What you will do
Write out the full listing exactly as given, minus the images.

Recorded data
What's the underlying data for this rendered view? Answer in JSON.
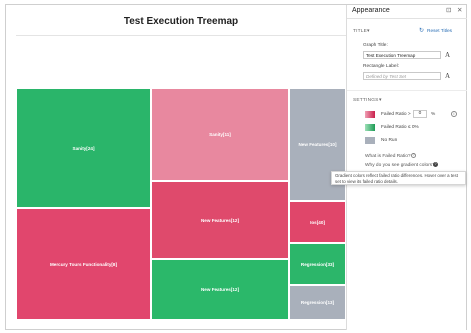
{
  "chart_title": "Test Execution Treemap",
  "colors": {
    "failed_high": "#e0466a",
    "failed_low": "#2db56a",
    "no_run": "#a9b0bb",
    "link": "#2b6fb6"
  },
  "tiles": [
    {
      "label": "Sanity[24]",
      "color": "#2ab56a"
    },
    {
      "label": "Mercury Tours Functionality[8]",
      "color": "#e1466d"
    },
    {
      "label": "Sanity[11]",
      "color": "#e8889f"
    },
    {
      "label": "New Features[12]",
      "color": "#df4a6c"
    },
    {
      "label": "New Features[12]",
      "color": "#2bb86a"
    },
    {
      "label": "New Features[10]",
      "color": "#a9b0bb"
    },
    {
      "label": "Ios[40]",
      "color": "#e0466a"
    },
    {
      "label": "Regression[33]",
      "color": "#2cb66a"
    },
    {
      "label": "Regression[13]",
      "color": "#a9b0bb"
    }
  ],
  "panel": {
    "title": "Appearance",
    "title_section": "TITLE",
    "reset_titles": "Reset Titles",
    "graph_title_label": "Graph Title:",
    "graph_title_value": "Test Execution Treemap",
    "rect_label_label": "Rectangle Label:",
    "rect_label_placeholder": "Defined by Test Set",
    "settings_section": "SETTINGS",
    "failed_ratio_gt_label": "Failed Ratio >",
    "failed_ratio_value": "0",
    "percent_sign": "%",
    "failed_ratio_le_label": "Failed Ratio ≤ 0%",
    "no_run_label": "No Run",
    "what_is_failed_ratio": "What is Failed Ratio?",
    "why_gradient": "Why do you see gradient colors?",
    "tooltip_text": "Gradient colors reflect failed ratio differences. Hover over a test set to view its failed ratio details."
  },
  "icons": {
    "pin": "⊡",
    "close": "✕",
    "reset": "↻",
    "dropdown": "▾",
    "font": "A",
    "info": "i",
    "question": "?"
  }
}
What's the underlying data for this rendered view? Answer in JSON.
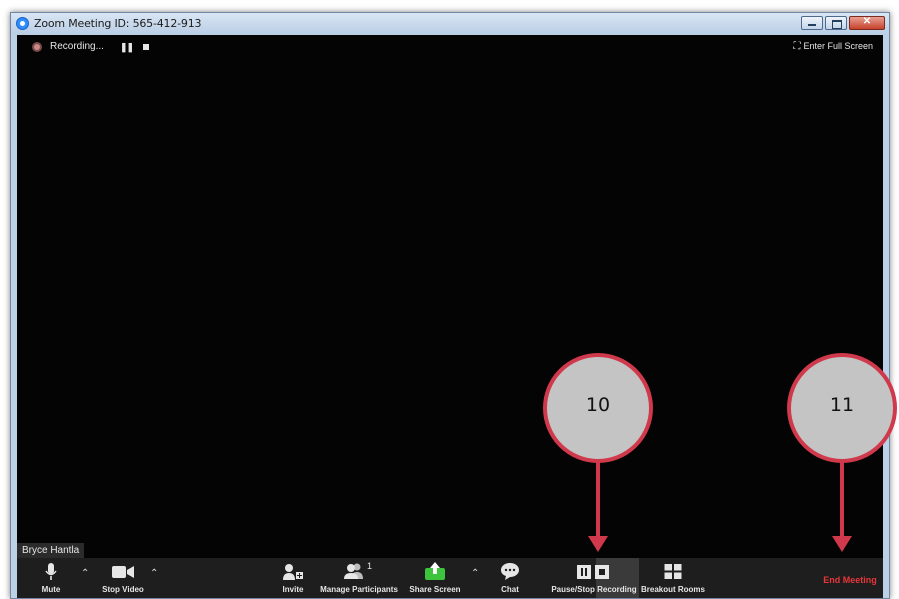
{
  "window": {
    "title": "Zoom Meeting ID: 565-412-913"
  },
  "recording": {
    "status": "Recording..."
  },
  "fullscreen": {
    "label": "Enter Full Screen"
  },
  "participant": {
    "name": "Bryce Hantla"
  },
  "toolbar": {
    "mute": "Mute",
    "stop_video": "Stop Video",
    "invite": "Invite",
    "manage_participants": "Manage Participants",
    "participant_count": "1",
    "share_screen": "Share Screen",
    "chat": "Chat",
    "pause_stop_recording": "Pause/Stop Recording",
    "breakout_rooms": "Breakout Rooms",
    "end_meeting": "End Meeting"
  },
  "callouts": [
    {
      "number": "10"
    },
    {
      "number": "11"
    }
  ],
  "colors": {
    "callout_border": "#d0384b",
    "end_meeting": "#e8363a",
    "share_green": "#3cc43c",
    "toolbar_bg": "#1e1e1e"
  }
}
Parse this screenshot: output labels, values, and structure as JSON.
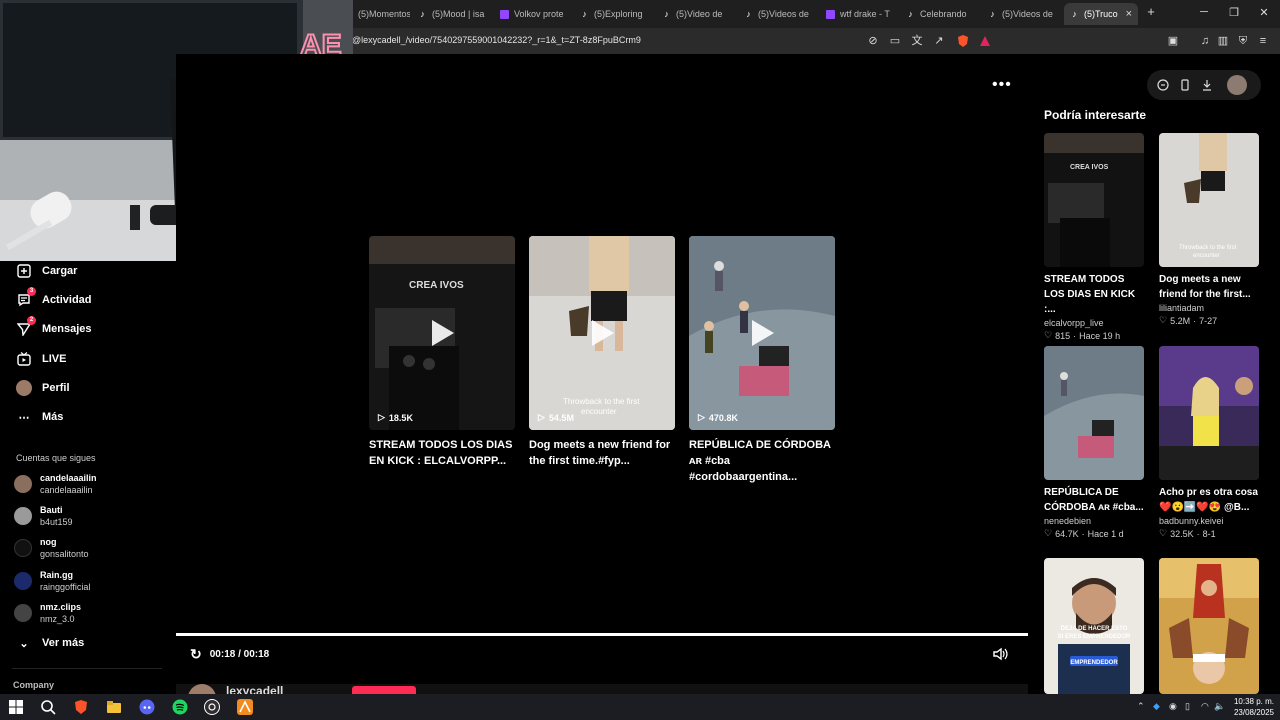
{
  "browser": {
    "tabs": [
      {
        "label": "(5)Momentos",
        "icon": "tiktok-icon"
      },
      {
        "label": "(5)Mood | isa",
        "icon": "tiktok-icon"
      },
      {
        "label": "Volkov prote",
        "icon": "twitch-icon"
      },
      {
        "label": "(5)Exploring",
        "icon": "tiktok-icon"
      },
      {
        "label": "(5)Video de",
        "icon": "tiktok-icon"
      },
      {
        "label": "(5)Videos de",
        "icon": "tiktok-icon"
      },
      {
        "label": "wtf drake - T",
        "icon": "twitch-icon"
      },
      {
        "label": "Celebrando",
        "icon": "tiktok-icon"
      },
      {
        "label": "(5)Videos de",
        "icon": "tiktok-icon"
      },
      {
        "label": "(5)Truco",
        "icon": "tiktok-icon"
      }
    ],
    "url": "@lexycadell_/video/7540297559001042232?_r=1&_t=ZT-8z8FpuBCrm9"
  },
  "sidebar": {
    "nav": [
      {
        "label": "Cargar",
        "icon": "upload-icon"
      },
      {
        "label": "Actividad",
        "icon": "activity-icon",
        "badge": "3"
      },
      {
        "label": "Mensajes",
        "icon": "messages-icon",
        "badge": "2"
      },
      {
        "label": "LIVE",
        "icon": "live-icon"
      },
      {
        "label": "Perfil",
        "icon": "profile-avatar"
      },
      {
        "label": "Más",
        "icon": "more-icon"
      }
    ],
    "following_heading": "Cuentas que sigues",
    "following": [
      {
        "name": "candelaaailin",
        "handle": "candelaaailin",
        "color": "#8a6f5e"
      },
      {
        "name": "Bauti",
        "handle": "b4ut159",
        "color": "#9a9a9a"
      },
      {
        "name": "nog",
        "handle": "gonsalitonto",
        "color": "#111111"
      },
      {
        "name": "Rain.gg",
        "handle": "rainggofficial",
        "color": "#1c2a6b"
      },
      {
        "name": "nmz.clips",
        "handle": "nmz_3.0",
        "color": "#444444"
      }
    ],
    "see_more": "Ver más",
    "company": "Company"
  },
  "main": {
    "cards": [
      {
        "views": "18.5K",
        "title": "STREAM TODOS LOS DIAS EN KICK : ELCALVORPP..."
      },
      {
        "views": "54.5M",
        "title": "Dog meets a new friend for the first time.#fyp..."
      },
      {
        "views": "470.8K",
        "title": "REPÚBLICA DE CÓRDOBA ᴀʀ #cba #cordobaargentina..."
      }
    ],
    "time": "00:18 / 00:18",
    "progress": 1.0,
    "author": "lexycadell"
  },
  "right": {
    "heading": "Podría interesarte",
    "items": [
      {
        "title": "STREAM TODOS LOS DIAS EN KICK :...",
        "author": "elcalvorpp_live",
        "likes": "815",
        "age": "Hace 19 h"
      },
      {
        "title": "Dog meets a new friend for the first...",
        "author": "liliantiadam",
        "likes": "5.2M",
        "age": "7-27"
      },
      {
        "title": "REPÚBLICA DE CÓRDOBA ᴀʀ #cba...",
        "author": "nenedebien",
        "likes": "64.7K",
        "age": "Hace 1 d"
      },
      {
        "title": "Acho pr es otra cosa ❤️😮➡️❤️😍 @B...",
        "author": "badbunny.keivei",
        "likes": "32.5K",
        "age": "8-1"
      },
      {
        "thumb_text": "DEJA DE HACER ESTO SI ERES EMPRENDEDOR",
        "thumb_label": "EMPRENDEDOR"
      },
      {
        "thumb_text": ""
      }
    ]
  },
  "taskbar": {
    "time": "10:38 p. m.",
    "date": "23/08/2025"
  }
}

Answer box
What's the underlying data for this rendered view? Answer in JSON.
{
  "chart_title": "Test Execution Treemap",
  "colors": {
    "failed_high": "#e0466a",
    "failed_low": "#2db56a",
    "no_run": "#a9b0bb",
    "link": "#2b6fb6"
  },
  "tiles": [
    {
      "label": "Sanity[24]",
      "color": "#2ab56a"
    },
    {
      "label": "Mercury Tours Functionality[8]",
      "color": "#e1466d"
    },
    {
      "label": "Sanity[11]",
      "color": "#e8889f"
    },
    {
      "label": "New Features[12]",
      "color": "#df4a6c"
    },
    {
      "label": "New Features[12]",
      "color": "#2bb86a"
    },
    {
      "label": "New Features[10]",
      "color": "#a9b0bb"
    },
    {
      "label": "Ios[40]",
      "color": "#e0466a"
    },
    {
      "label": "Regression[33]",
      "color": "#2cb66a"
    },
    {
      "label": "Regression[13]",
      "color": "#a9b0bb"
    }
  ],
  "panel": {
    "title": "Appearance",
    "title_section": "TITLE",
    "reset_titles": "Reset Titles",
    "graph_title_label": "Graph Title:",
    "graph_title_value": "Test Execution Treemap",
    "rect_label_label": "Rectangle Label:",
    "rect_label_placeholder": "Defined by Test Set",
    "settings_section": "SETTINGS",
    "failed_ratio_gt_label": "Failed Ratio >",
    "failed_ratio_value": "0",
    "percent_sign": "%",
    "failed_ratio_le_label": "Failed Ratio ≤ 0%",
    "no_run_label": "No Run",
    "what_is_failed_ratio": "What is Failed Ratio?",
    "why_gradient": "Why do you see gradient colors?",
    "tooltip_text": "Gradient colors reflect failed ratio differences. Hover over a test set to view its failed ratio details."
  },
  "icons": {
    "pin": "⊡",
    "close": "✕",
    "reset": "↻",
    "dropdown": "▾",
    "font": "A",
    "info": "i",
    "question": "?"
  }
}
What's the underlying data for this rendered view? Answer in JSON.
{
  "window": {
    "title": "Zoom Meeting ID: 565-412-913"
  },
  "recording": {
    "status": "Recording..."
  },
  "fullscreen": {
    "label": "Enter Full Screen"
  },
  "participant": {
    "name": "Bryce Hantla"
  },
  "toolbar": {
    "mute": "Mute",
    "stop_video": "Stop Video",
    "invite": "Invite",
    "manage_participants": "Manage Participants",
    "participant_count": "1",
    "share_screen": "Share Screen",
    "chat": "Chat",
    "pause_stop_recording": "Pause/Stop Recording",
    "breakout_rooms": "Breakout Rooms",
    "end_meeting": "End Meeting"
  },
  "callouts": [
    {
      "number": "10"
    },
    {
      "number": "11"
    }
  ],
  "colors": {
    "callout_border": "#d0384b",
    "end_meeting": "#e8363a",
    "share_green": "#3cc43c",
    "toolbar_bg": "#1e1e1e"
  }
}
Parse this screenshot: output labels, values, and structure as JSON.
{
  "browser": {
    "tabs": [
      {
        "label": "(5)Momentos",
        "icon": "tiktok-icon"
      },
      {
        "label": "(5)Mood | isa",
        "icon": "tiktok-icon"
      },
      {
        "label": "Volkov prote",
        "icon": "twitch-icon"
      },
      {
        "label": "(5)Exploring",
        "icon": "tiktok-icon"
      },
      {
        "label": "(5)Video de",
        "icon": "tiktok-icon"
      },
      {
        "label": "(5)Videos de",
        "icon": "tiktok-icon"
      },
      {
        "label": "wtf drake - T",
        "icon": "twitch-icon"
      },
      {
        "label": "Celebrando",
        "icon": "tiktok-icon"
      },
      {
        "label": "(5)Videos de",
        "icon": "tiktok-icon"
      },
      {
        "label": "(5)Truco",
        "icon": "tiktok-icon"
      }
    ],
    "url": "@lexycadell_/video/7540297559001042232?_r=1&_t=ZT-8z8FpuBCrm9"
  },
  "sidebar": {
    "nav": [
      {
        "label": "Cargar",
        "icon": "upload-icon"
      },
      {
        "label": "Actividad",
        "icon": "activity-icon",
        "badge": "3"
      },
      {
        "label": "Mensajes",
        "icon": "messages-icon",
        "badge": "2"
      },
      {
        "label": "LIVE",
        "icon": "live-icon"
      },
      {
        "label": "Perfil",
        "icon": "profile-avatar"
      },
      {
        "label": "Más",
        "icon": "more-icon"
      }
    ],
    "following_heading": "Cuentas que sigues",
    "following": [
      {
        "name": "candelaaailin",
        "handle": "candelaaailin",
        "color": "#8a6f5e"
      },
      {
        "name": "Bauti",
        "handle": "b4ut159",
        "color": "#9a9a9a"
      },
      {
        "name": "nog",
        "handle": "gonsalitonto",
        "color": "#111111"
      },
      {
        "name": "Rain.gg",
        "handle": "rainggofficial",
        "color": "#1c2a6b"
      },
      {
        "name": "nmz.clips",
        "handle": "nmz_3.0",
        "color": "#444444"
      }
    ],
    "see_more": "Ver más",
    "company": "Company"
  },
  "main": {
    "cards": [
      {
        "views": "18.5K",
        "title": "STREAM TODOS LOS DIAS EN KICK : ELCALVORPP..."
      },
      {
        "views": "54.5M",
        "title": "Dog meets a new friend for the first time.#fyp..."
      },
      {
        "views": "470.8K",
        "title": "REPÚBLICA DE CÓRDOBA ᴀʀ #cba #cordobaargentina..."
      }
    ],
    "time": "00:18 / 00:18",
    "progress": 1.0,
    "author": "lexycadell"
  },
  "right": {
    "heading": "Podría interesarte",
    "items": [
      {
        "title": "STREAM TODOS LOS DIAS EN KICK :...",
        "author": "elcalvorpp_live",
        "likes": "815",
        "age": "Hace 19 h"
      },
      {
        "title": "Dog meets a new friend for the first...",
        "author": "liliantiadam",
        "likes": "5.2M",
        "age": "7-27"
      },
      {
        "title": "REPÚBLICA DE CÓRDOBA ᴀʀ #cba...",
        "author": "nenedebien",
        "likes": "64.7K",
        "age": "Hace 1 d"
      },
      {
        "title": "Acho pr es otra cosa ❤️😮➡️❤️😍 @B...",
        "author": "badbunny.keivei",
        "likes": "32.5K",
        "age": "8-1"
      },
      {
        "thumb_text": "DEJA DE HACER ESTO SI ERES EMPRENDEDOR",
        "thumb_label": "EMPRENDEDOR"
      },
      {
        "thumb_text": ""
      }
    ]
  },
  "taskbar": {
    "time": "10:38 p. m.",
    "date": "23/08/2025"
  }
}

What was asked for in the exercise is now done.